Brett can remember only fragments of what happened next. He believes one of the attackers, none of whom he saw, must have slashed at him from behind using what police now say was a 12in ceramic pink kitchen knife wrapped in leather strapping. ‘I didn’t feel anything, I didn’t know I had been stabbed, but I realised I was slowing down. There was a draining sensation and then I collapsed,’ he says.
‘When I came round, Emily was crouched over me, telling me everything was going to be all right. I was lying on my back, laughing and joking with her, saying I’d lost heavily at the races. I was also telling her about Amy and the kids. I still didn’t feel pain but I couldn’t move.
‘Other police officers were telling people to keep moving and then I heard the gunshots coming from behind. I think at that point I suspected it was a terrorist attack. I could only see Emily’s face, nothing else. I was aware of people moving, and telling others to move on. That was scary, because you know that you shouldn’t be there. And yet I couldn’t move on.’
At this point Brett lost consciousness again and was rushed to hospital. ‘I woke up a few hours later. They had to drain a litre and a half of blood from my punctured lung. The consultant, Duncan Bew, who had treated some of Manchester attack victims, saved my life.’
Back at their home in Aveley, Essex, Amy saw a message on Facebook from the girlfriend of one of Brett’s friends which mentioned the attack and how Brett and the others had been at London Bridge. ‘I had no idea Brett was there,’ says Amy. ‘He wasn’t answering his phone.’
It soon became clear that Brett was one of only two of the 20 or so friends that went to the races who wasn’t accounted for. By now, Amy was frantic and contacted her cousin who she knew might be able to trace his phone using the ‘Find My iPhone’ app.
‘She accessed his iCloud account and we logged on to his Find My iPhone account. It flashed up showing King’s College Hospital accident and emergency. I thought he was with someone who has been hurt. That would be typical of him. I really couldn’t get my head around the fact it was something more sinister.’ Her
‘I could see how scared she was – we all were ’
He was so brave and selfless and didn’t stop joking the whole time! I’m so glad he is OK. POLICEWOMAN EMILY LEWIS

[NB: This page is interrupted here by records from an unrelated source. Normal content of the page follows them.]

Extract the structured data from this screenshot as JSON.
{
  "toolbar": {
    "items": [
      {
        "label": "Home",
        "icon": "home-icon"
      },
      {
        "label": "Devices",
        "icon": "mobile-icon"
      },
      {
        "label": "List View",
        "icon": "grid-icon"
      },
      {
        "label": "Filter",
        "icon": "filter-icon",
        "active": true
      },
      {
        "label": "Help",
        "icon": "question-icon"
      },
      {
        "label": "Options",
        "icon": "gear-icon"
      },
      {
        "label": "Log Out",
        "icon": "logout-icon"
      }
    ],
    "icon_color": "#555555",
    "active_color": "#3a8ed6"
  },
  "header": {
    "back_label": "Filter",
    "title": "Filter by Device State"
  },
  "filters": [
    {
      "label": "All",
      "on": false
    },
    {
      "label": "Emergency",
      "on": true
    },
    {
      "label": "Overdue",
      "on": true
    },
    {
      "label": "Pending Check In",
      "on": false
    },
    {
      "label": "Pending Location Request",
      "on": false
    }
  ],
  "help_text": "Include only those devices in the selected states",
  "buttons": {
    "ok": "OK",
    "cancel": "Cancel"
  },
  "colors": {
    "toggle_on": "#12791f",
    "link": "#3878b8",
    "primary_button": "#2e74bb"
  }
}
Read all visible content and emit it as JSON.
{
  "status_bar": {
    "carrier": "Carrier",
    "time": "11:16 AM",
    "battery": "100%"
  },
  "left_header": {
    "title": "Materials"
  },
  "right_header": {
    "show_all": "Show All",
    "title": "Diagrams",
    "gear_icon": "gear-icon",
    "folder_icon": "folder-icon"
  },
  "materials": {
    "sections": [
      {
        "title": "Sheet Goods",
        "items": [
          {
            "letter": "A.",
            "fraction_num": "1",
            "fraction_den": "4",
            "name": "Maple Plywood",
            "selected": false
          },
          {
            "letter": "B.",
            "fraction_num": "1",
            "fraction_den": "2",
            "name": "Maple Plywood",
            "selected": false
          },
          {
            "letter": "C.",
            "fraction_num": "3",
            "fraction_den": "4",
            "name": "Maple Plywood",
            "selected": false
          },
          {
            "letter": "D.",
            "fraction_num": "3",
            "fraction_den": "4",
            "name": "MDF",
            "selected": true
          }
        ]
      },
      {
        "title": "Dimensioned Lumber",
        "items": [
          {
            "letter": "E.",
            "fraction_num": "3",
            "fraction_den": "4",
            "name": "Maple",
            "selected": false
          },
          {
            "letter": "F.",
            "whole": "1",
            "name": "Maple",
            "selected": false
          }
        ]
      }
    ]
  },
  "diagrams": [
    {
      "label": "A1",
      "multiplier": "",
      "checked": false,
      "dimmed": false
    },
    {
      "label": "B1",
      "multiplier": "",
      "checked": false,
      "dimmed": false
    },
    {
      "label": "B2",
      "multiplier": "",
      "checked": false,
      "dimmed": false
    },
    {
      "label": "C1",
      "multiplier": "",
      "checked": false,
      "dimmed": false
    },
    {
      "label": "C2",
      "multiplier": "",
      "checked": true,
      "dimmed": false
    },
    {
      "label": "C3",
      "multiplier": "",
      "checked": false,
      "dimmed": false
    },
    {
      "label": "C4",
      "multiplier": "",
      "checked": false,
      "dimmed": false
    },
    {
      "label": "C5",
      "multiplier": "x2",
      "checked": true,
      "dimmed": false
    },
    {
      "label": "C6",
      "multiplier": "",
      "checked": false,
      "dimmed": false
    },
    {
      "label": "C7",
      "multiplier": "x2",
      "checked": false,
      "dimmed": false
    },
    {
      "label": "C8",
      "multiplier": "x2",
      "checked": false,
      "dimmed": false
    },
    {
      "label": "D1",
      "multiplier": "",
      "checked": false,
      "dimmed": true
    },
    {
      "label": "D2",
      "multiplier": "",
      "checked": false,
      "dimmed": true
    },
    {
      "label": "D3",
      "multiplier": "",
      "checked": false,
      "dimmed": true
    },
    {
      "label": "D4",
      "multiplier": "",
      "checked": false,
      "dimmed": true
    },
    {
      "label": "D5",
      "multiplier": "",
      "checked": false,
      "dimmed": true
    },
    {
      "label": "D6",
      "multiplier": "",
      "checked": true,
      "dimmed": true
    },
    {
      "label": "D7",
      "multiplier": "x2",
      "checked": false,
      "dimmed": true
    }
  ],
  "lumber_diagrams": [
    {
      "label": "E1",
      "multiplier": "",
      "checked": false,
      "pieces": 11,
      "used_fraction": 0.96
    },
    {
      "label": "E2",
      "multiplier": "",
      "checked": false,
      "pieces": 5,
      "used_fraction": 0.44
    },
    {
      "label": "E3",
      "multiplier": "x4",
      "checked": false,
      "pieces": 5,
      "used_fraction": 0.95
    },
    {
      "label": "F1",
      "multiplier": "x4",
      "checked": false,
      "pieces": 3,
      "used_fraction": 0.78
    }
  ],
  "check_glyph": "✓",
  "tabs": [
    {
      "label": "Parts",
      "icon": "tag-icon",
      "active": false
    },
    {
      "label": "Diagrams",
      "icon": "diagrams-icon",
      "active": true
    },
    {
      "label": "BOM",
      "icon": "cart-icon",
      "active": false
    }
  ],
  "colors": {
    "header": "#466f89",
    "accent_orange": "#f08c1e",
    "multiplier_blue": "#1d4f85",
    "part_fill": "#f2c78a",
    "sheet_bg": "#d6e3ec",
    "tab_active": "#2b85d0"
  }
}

cousin’s partner drove Amy and Brett’s mother Jane to the hospital. By this time they’d heard that Brett’s friend had returned home safely. They arrived at just after 1am and were told only that he had been stabbed and was stable.
‘We were thinking, “OK he’s here, he’s alive anyway – that’s all we can ask for,”’ says Amy. ‘We weren’t allowed to see him.
‘The next consultant told us some time later, about 3am, that he had four stab wounds, had lost a lot of blood and needed transfusions.
‘For the first two hours I was just thinking what am I going to tell the children if he doesn’t come home? I wondered how he could overcome four stab wounds. I didn’t know what we were facing.
‘At one point a priest walked towards me and I thought, “This is it” – but all he was trying to do was offer me a cup of tea.’
They were eventually allowed to see Brett at around 5am. ‘It was a huge relief to see him but shocking at the same time,’ says Amy.
The following day she gently told their sons that there ‘were some naughty people in London and that unfortunately Daddy has been hurt and has some scratches on his back. Freddy just burst into tears.
‘Kids pick up more than you realise and he must have heard snatches of conversations. He was really upset so we took the children to see Brett in hospital.’
‘I got the nurses to clean me up so they wouldn’t be upset,’ says Brett. ‘Freddy tried to give me a cuddle but I had to tell him to be careful!’
Afterwards, back at home, Freddy kept asking his mother: ‘Do you think Daddy will be all right?’
‘He’s sensitive and was very upset,’ says Amy. Reflecting on the attack, Brett adds: ‘I was lucky; I feel blessed, but others weren’t.
‘I can only thank everyone who helped me, particularly Emily – I owe her my life.’